§ **AIM OF THE EXERCISE**: From the material that follows, count the lines with the word "above" in them. Reply with the number only.

§ **PROVIDED RECORDS**:
»»

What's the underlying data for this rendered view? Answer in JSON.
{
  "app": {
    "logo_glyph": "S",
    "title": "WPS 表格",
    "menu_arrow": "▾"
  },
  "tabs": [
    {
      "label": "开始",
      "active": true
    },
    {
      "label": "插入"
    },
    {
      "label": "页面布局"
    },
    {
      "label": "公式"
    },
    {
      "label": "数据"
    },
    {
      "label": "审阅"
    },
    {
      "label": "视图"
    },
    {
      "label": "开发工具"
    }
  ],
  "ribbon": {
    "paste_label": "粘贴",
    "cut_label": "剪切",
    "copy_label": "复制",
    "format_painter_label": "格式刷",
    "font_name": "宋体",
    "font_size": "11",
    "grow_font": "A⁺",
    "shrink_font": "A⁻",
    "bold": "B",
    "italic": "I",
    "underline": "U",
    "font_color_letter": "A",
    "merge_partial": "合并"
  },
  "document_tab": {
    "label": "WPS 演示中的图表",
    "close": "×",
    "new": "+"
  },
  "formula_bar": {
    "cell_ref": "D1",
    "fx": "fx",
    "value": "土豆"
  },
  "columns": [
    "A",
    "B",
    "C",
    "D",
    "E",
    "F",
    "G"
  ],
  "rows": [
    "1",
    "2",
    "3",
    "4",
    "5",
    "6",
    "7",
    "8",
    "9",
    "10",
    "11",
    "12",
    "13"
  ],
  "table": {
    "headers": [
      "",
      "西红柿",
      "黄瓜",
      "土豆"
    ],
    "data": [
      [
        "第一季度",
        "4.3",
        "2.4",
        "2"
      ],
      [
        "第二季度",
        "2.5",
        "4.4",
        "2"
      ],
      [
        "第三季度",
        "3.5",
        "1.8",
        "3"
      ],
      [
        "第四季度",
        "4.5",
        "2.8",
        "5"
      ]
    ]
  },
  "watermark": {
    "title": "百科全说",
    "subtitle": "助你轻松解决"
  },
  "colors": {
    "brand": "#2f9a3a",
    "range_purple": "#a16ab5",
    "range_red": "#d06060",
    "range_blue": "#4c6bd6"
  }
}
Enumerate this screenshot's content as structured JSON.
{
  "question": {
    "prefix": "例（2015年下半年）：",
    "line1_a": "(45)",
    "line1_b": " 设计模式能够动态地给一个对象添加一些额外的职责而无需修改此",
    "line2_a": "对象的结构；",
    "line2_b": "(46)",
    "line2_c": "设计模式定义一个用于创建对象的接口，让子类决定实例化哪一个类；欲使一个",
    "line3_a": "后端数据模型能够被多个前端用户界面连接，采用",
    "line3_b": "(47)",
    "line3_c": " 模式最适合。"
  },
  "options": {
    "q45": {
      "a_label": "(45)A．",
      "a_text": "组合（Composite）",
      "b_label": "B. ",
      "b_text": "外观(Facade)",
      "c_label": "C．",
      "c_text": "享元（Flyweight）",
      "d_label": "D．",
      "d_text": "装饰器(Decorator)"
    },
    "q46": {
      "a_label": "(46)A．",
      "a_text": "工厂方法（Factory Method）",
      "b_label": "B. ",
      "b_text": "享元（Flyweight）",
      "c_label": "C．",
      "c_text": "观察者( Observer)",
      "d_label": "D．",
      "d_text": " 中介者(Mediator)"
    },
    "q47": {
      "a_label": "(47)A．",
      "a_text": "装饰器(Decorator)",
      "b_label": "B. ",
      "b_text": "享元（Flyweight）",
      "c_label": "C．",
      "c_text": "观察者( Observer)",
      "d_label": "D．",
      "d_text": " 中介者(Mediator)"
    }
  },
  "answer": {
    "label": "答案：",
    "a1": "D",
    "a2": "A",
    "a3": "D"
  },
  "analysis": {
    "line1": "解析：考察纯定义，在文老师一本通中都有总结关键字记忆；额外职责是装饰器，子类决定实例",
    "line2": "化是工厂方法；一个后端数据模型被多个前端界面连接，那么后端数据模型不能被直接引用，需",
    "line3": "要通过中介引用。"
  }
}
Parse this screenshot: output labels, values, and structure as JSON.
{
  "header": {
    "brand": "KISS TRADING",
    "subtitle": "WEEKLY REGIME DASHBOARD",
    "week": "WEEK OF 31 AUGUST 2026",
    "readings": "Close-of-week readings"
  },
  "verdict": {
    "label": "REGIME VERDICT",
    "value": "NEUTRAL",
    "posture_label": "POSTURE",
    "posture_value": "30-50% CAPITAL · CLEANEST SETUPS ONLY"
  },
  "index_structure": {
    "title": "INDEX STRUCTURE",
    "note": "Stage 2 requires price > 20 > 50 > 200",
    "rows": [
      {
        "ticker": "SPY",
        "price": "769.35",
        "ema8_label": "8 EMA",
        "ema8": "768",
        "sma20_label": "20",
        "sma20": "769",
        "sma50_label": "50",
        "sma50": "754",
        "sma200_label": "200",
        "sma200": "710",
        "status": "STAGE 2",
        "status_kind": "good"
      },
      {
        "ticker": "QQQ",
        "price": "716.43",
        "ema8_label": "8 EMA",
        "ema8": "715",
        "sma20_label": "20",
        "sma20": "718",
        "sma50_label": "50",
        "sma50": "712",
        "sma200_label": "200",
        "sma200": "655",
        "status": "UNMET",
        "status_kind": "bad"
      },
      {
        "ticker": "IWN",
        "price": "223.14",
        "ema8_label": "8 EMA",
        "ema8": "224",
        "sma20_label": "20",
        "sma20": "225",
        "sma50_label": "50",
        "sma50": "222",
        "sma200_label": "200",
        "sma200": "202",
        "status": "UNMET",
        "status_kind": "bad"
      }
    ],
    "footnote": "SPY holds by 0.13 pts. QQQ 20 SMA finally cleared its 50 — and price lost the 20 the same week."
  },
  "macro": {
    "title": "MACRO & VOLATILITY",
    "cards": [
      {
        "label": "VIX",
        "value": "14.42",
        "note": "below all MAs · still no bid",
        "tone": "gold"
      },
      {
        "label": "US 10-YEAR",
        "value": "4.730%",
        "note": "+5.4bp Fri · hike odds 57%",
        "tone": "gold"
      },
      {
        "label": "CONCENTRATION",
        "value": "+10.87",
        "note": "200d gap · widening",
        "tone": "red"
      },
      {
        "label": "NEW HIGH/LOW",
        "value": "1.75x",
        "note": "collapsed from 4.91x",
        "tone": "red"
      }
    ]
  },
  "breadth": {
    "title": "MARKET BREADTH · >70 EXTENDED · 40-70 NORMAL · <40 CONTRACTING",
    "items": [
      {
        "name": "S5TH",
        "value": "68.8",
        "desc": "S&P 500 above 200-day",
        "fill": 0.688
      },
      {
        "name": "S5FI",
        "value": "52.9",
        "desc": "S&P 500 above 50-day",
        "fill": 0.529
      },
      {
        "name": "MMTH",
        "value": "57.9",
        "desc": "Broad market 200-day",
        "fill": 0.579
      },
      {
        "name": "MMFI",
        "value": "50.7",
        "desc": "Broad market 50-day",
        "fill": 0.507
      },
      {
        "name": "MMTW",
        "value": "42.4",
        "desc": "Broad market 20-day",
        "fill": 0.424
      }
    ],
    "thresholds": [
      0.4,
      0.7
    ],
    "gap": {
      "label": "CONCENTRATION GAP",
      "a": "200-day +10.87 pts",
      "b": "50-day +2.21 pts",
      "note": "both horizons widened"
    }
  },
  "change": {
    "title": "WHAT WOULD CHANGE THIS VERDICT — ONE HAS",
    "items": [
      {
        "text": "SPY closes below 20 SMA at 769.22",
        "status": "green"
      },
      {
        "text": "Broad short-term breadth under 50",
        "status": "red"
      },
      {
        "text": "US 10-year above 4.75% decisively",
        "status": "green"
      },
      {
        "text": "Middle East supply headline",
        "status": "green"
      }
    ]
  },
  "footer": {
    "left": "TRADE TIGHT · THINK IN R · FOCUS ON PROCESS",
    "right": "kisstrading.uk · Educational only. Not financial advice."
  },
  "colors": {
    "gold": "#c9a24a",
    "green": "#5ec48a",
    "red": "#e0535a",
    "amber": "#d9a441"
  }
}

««

§ **RESPONSE TO THIS TASK**: 3